Component data from apps and pages
○ ○ ○ ○ ○ ○ ○

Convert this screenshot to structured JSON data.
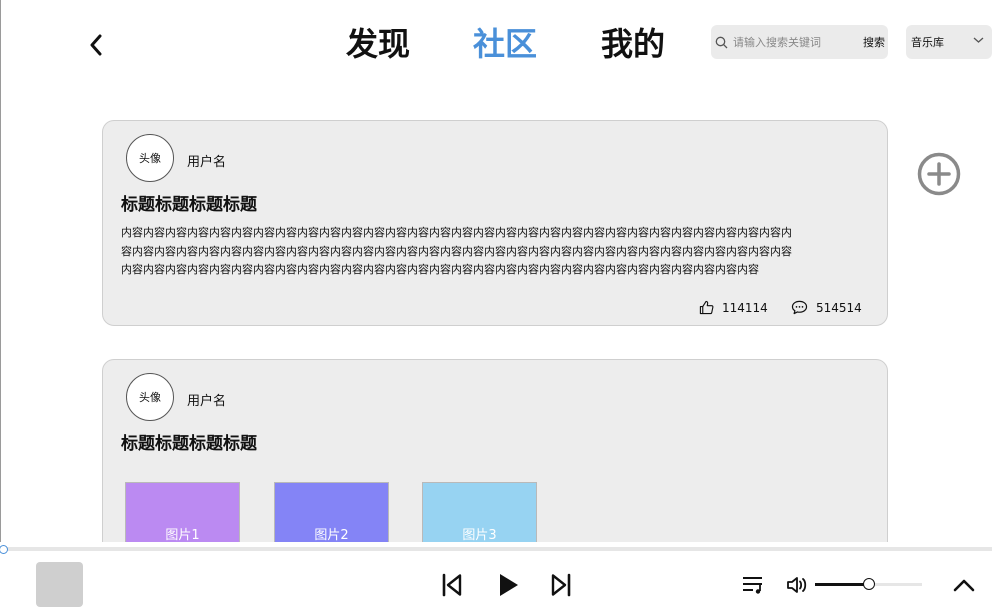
{
  "header": {
    "tabs": [
      {
        "label": "发现",
        "active": false
      },
      {
        "label": "社区",
        "active": true
      },
      {
        "label": "我的",
        "active": false
      }
    ],
    "search": {
      "placeholder": "请输入搜索关键词",
      "button_label": "搜索"
    },
    "library_select": {
      "selected": "音乐库"
    }
  },
  "posts": [
    {
      "avatar_label": "头像",
      "username": "用户名",
      "title": "标题标题标题标题",
      "content": "内容内容内容内容内容内容内容内容内容内容内容内容内容内容内容内容内容内容内容内容内容内容内容内容内容内容内容内容内容内容内容内容内容内容内容内容内容内容内容内容内容内容内容内容内容内容内容内容内容内容内容内容内容内容内容内容内容内容内容内容内容内容内容内容内容内容内容内容内容内容内容内容内容内容内容内容内容内容内容内容内容内容内容内容内容内容内容内容内容内容",
      "likes": "114114",
      "comments": "514514"
    },
    {
      "avatar_label": "头像",
      "username": "用户名",
      "title": "标题标题标题标题",
      "images": [
        "图片1",
        "图片2",
        "图片3"
      ]
    }
  ],
  "player": {
    "progress": 0.0,
    "volume": 0.5
  },
  "colors": {
    "accent": "#4a90d9",
    "card_bg": "#ededed",
    "image1": "#bb8af2",
    "image2": "#8484f6",
    "image3": "#97d3f2"
  },
  "icons": [
    "back-icon",
    "search-icon",
    "chevron-down-icon",
    "add-circle-icon",
    "thumbs-up-icon",
    "comment-icon",
    "previous-icon",
    "play-icon",
    "next-icon",
    "playlist-icon",
    "volume-icon",
    "chevron-up-icon"
  ]
}
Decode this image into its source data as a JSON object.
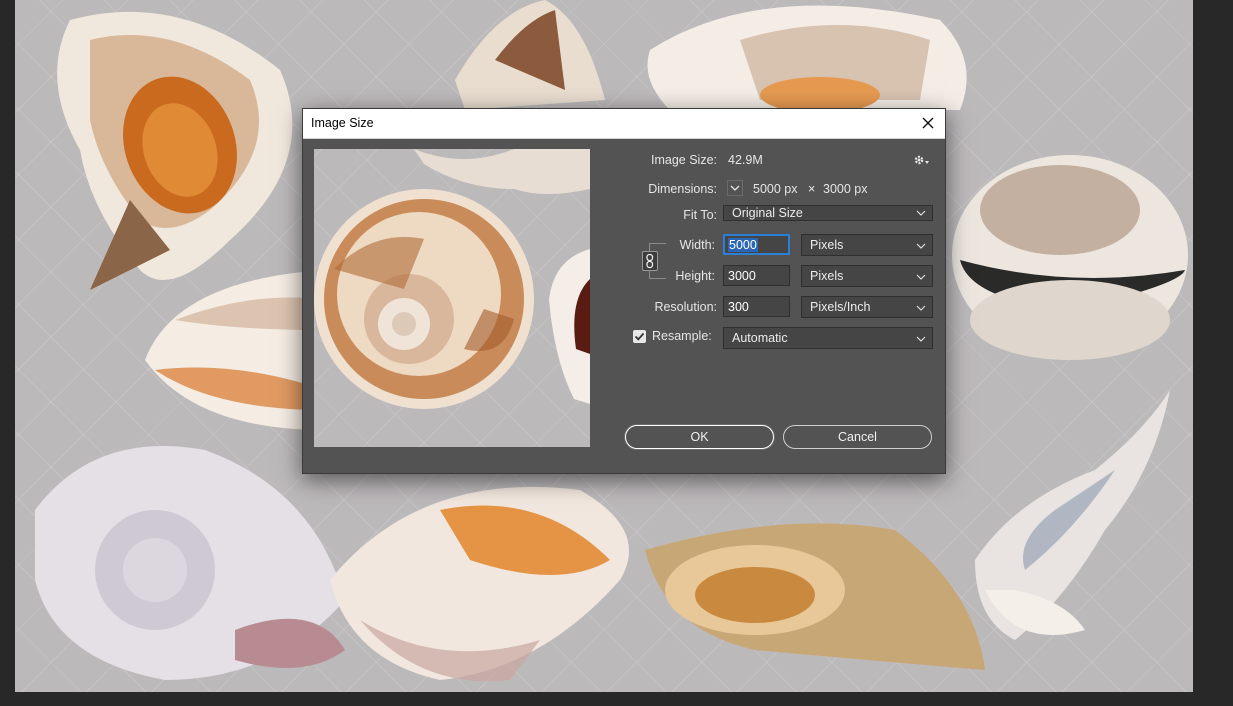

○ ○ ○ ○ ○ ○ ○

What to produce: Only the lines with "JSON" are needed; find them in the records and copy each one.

Response below:
Convert this screenshot to structured JSON data.
Decode this image into its source data as a JSON object.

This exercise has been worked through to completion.